laser-plasma acceleration of electrons

The research on laser-plasma acceleration of electrons followed two main paths, aiming at improving the beam properties, and coupling it with an undulator to generate Free-Electron-Laser (FEL) radiation, respectively.

We first worked on the injection of electrons into the accelerator. This is a critical step, since most of the final properties of the beam are determined during it.  We notably demonstrated in simulation a new injection mechanism which allows to produce electron beams gathering a high-charge and a high beam-quality, well beyond the state of the art. On the experimental side, we studied thoroughly two injection mechanisms, ‘density transition injection’ and ‘ionization injection’. We then proposed and demonstrated a new injection technique which gathers the advantages of the two previous ones, that is a good overall beam quality and a high stability. From these experiments we also gained experience in the generation of sharp density transitions. We use it, with another setup to increase the beam energy, using the rephasing technique which consists in pushing back the electron beam to an accelerating region when it reaches a decelerating one. Our experiment was the first demonstration of this technique. It led to a 60% increase of the beam energy. Finally, we introduced the principle of the laser-plasma lens and showed that this device can be used to reduce the electron beam divergence by a factor of almost three. This last result is of particular importance for applications requiring beam transport; the divergence reduction should actually be sufficient to avoid transverse emittance growth in quadrupoles triplet, for 3% energy spread electron beams (the emittance growth is due to the combination of large divergence and energy spread).

This last study was mainly driven by a groundbreaking application: the development of a FEL based on a laser-plasma accelerator. Such an achievement will allow to drastically downsize these facilities, and hence to open their access to a wider community. The transport and the shaping of the electron beam was demonstrated in 2018 and we succeeded in producing high quality synchrotron radiation.

The main perspectives on electron acceleration experiments would be driven by the starting of the Apollon multi-PW facility in 2019. For unlocking the full potential of this facility, we are developing in Salle Jaune an all-optical plasma waveguide. It will be used to guide the laser beam over several centimeters which is mandatory to get multi-GeV electron beam energies. We will also develop new injection techniques which are compatible with wave-guiding and PW system.

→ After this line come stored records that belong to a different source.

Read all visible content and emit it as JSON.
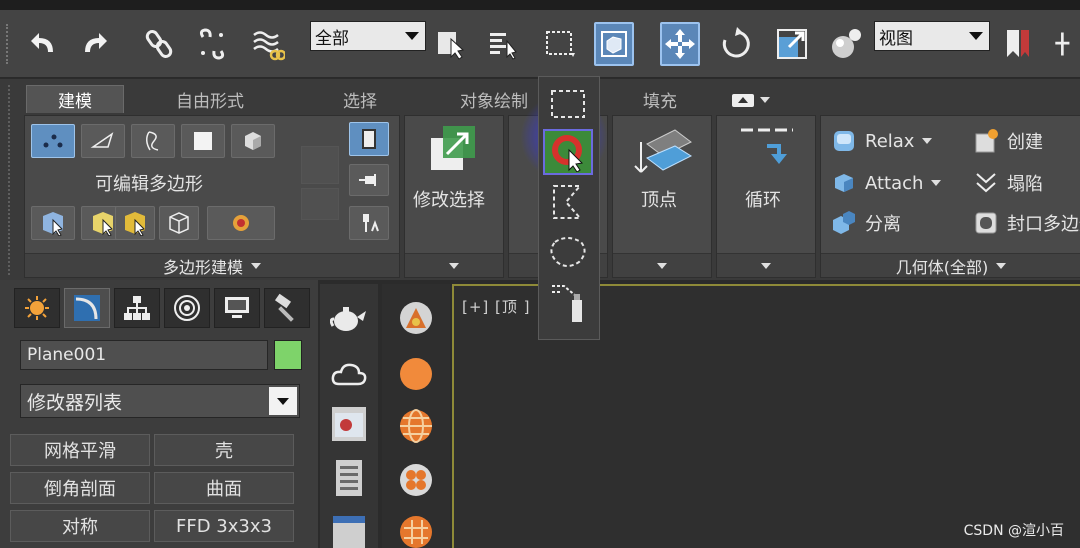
{
  "toolbar": {
    "selection_filter": "全部",
    "reference_coord": "视图",
    "buttons": [
      "undo-icon",
      "redo-icon",
      "link-icon",
      "unlink-icon",
      "bind-space-warp-icon",
      "select-object-icon",
      "select-by-name-icon",
      "rectangle-selection-icon",
      "window-crossing-icon",
      "move-icon",
      "rotate-icon",
      "scale-icon",
      "material-icon",
      "named-selection-icon",
      "mirror-icon"
    ]
  },
  "ribbon": {
    "tabs": [
      "建模",
      "自由形式",
      "选择",
      "对象绘制",
      "填充"
    ],
    "active_tab": "建模",
    "panels": {
      "polygon_modeling": {
        "title": "可编辑多边形",
        "footer": "多边形建模"
      },
      "modify_selection": {
        "label": "修改选择"
      },
      "vertex": {
        "label": "顶点"
      },
      "loop": {
        "label": "循环"
      },
      "geometry": {
        "footer": "几何体(全部)",
        "items": [
          "Relax",
          "Attach",
          "分离",
          "创建",
          "塌陷",
          "封口多边形"
        ]
      }
    }
  },
  "command_panel": {
    "object_name": "Plane001",
    "object_color": "#7ed36a",
    "modifier_list": "修改器列表",
    "modifiers": [
      "网格平滑",
      "壳",
      "倒角剖面",
      "曲面",
      "对称",
      "FFD 3x3x3"
    ]
  },
  "viewport": {
    "label": "[+] [顶 ]"
  },
  "watermark": "CSDN @渲小百",
  "colors": {
    "accent": "#5b87b8",
    "object_green": "#7ed36a",
    "viewport_border": "#8e8a38"
  }
}
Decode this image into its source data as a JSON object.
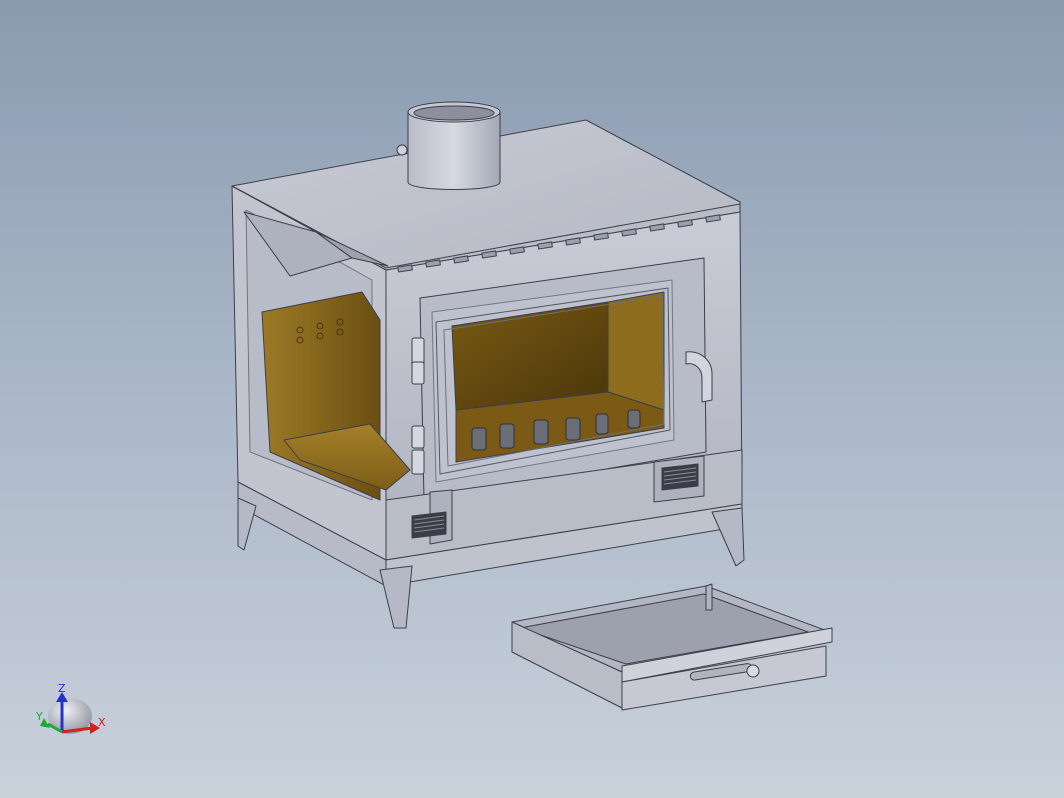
{
  "viewport": {
    "background_top": "#8a9bb0",
    "background_bottom": "#c9d1db"
  },
  "model": {
    "body_color": "#bcc0cc",
    "edge_color": "#3c3f4a",
    "firebox_color": "#8a6a1c",
    "firebox_dark": "#5a4410",
    "glass_tint": "#c3c8d4"
  },
  "triad": {
    "x_label": "X",
    "y_label": "Y",
    "z_label": "Z",
    "x_color": "#d12020",
    "y_color": "#1fa83a",
    "z_color": "#2234c8"
  }
}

The implementation of these devices on the Apollon facility will open the way to well-controlled QED experiments, such as the creation of pair through photon-gamma or gamma-gamma collisions, which is a major challenge for the laser-plasma community and beyond.